> **EXERCISE**: Check each line of the listing below for the string "checked", and copy the ones that have it.

> **GIVEN DATA**:
%%

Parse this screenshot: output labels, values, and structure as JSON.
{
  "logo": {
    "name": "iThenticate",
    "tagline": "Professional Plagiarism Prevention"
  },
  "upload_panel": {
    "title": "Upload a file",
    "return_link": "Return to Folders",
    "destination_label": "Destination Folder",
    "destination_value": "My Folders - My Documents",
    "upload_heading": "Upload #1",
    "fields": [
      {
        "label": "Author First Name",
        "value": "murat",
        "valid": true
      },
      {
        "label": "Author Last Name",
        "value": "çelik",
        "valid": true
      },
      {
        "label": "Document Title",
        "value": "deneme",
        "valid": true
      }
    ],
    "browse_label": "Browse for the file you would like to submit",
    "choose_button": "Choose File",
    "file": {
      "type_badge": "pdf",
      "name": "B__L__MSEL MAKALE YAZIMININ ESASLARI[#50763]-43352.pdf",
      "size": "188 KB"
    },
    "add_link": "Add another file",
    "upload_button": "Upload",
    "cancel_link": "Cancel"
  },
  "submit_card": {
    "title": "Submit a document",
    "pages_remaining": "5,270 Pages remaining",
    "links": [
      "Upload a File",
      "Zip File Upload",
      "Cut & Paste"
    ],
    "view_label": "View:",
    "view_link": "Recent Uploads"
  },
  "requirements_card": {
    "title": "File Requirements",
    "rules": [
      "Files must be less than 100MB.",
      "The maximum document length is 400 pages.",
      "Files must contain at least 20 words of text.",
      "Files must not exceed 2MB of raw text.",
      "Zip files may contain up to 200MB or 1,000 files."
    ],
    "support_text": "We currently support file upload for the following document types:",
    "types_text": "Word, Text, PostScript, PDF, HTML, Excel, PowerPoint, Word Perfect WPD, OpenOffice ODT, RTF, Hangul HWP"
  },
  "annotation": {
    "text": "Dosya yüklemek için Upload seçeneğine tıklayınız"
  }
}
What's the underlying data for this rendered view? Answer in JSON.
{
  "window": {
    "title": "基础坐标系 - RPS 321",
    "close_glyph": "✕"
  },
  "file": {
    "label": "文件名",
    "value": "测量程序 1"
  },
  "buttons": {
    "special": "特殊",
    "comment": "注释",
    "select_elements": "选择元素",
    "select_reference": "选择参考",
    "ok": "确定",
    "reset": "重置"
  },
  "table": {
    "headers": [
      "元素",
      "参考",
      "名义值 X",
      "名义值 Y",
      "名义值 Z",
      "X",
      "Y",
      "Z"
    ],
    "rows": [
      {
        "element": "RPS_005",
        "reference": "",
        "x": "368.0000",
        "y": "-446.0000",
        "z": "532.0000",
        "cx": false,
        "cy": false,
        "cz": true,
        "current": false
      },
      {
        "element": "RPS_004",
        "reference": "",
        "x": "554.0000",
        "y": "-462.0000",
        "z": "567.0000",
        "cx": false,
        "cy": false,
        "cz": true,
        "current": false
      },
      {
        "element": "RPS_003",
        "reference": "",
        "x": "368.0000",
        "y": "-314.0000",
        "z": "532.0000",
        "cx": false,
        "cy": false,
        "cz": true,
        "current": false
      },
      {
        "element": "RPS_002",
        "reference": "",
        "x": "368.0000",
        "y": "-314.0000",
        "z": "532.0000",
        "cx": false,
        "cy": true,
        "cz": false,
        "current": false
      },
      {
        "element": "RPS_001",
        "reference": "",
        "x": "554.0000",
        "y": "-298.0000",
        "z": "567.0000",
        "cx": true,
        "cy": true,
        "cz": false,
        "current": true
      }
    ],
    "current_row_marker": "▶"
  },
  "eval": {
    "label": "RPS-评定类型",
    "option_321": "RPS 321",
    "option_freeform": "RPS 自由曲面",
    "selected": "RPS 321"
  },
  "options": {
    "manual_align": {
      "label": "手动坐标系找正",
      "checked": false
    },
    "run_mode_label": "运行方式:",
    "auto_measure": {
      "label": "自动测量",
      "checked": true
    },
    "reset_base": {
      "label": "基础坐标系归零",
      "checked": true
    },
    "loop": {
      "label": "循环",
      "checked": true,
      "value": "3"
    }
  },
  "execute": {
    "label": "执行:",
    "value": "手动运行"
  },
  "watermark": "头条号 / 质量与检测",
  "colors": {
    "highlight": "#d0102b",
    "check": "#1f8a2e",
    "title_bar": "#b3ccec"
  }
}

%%

> **RESULT**:
      "checked": false
      "checked": true
      "checked": true
      "checked": true,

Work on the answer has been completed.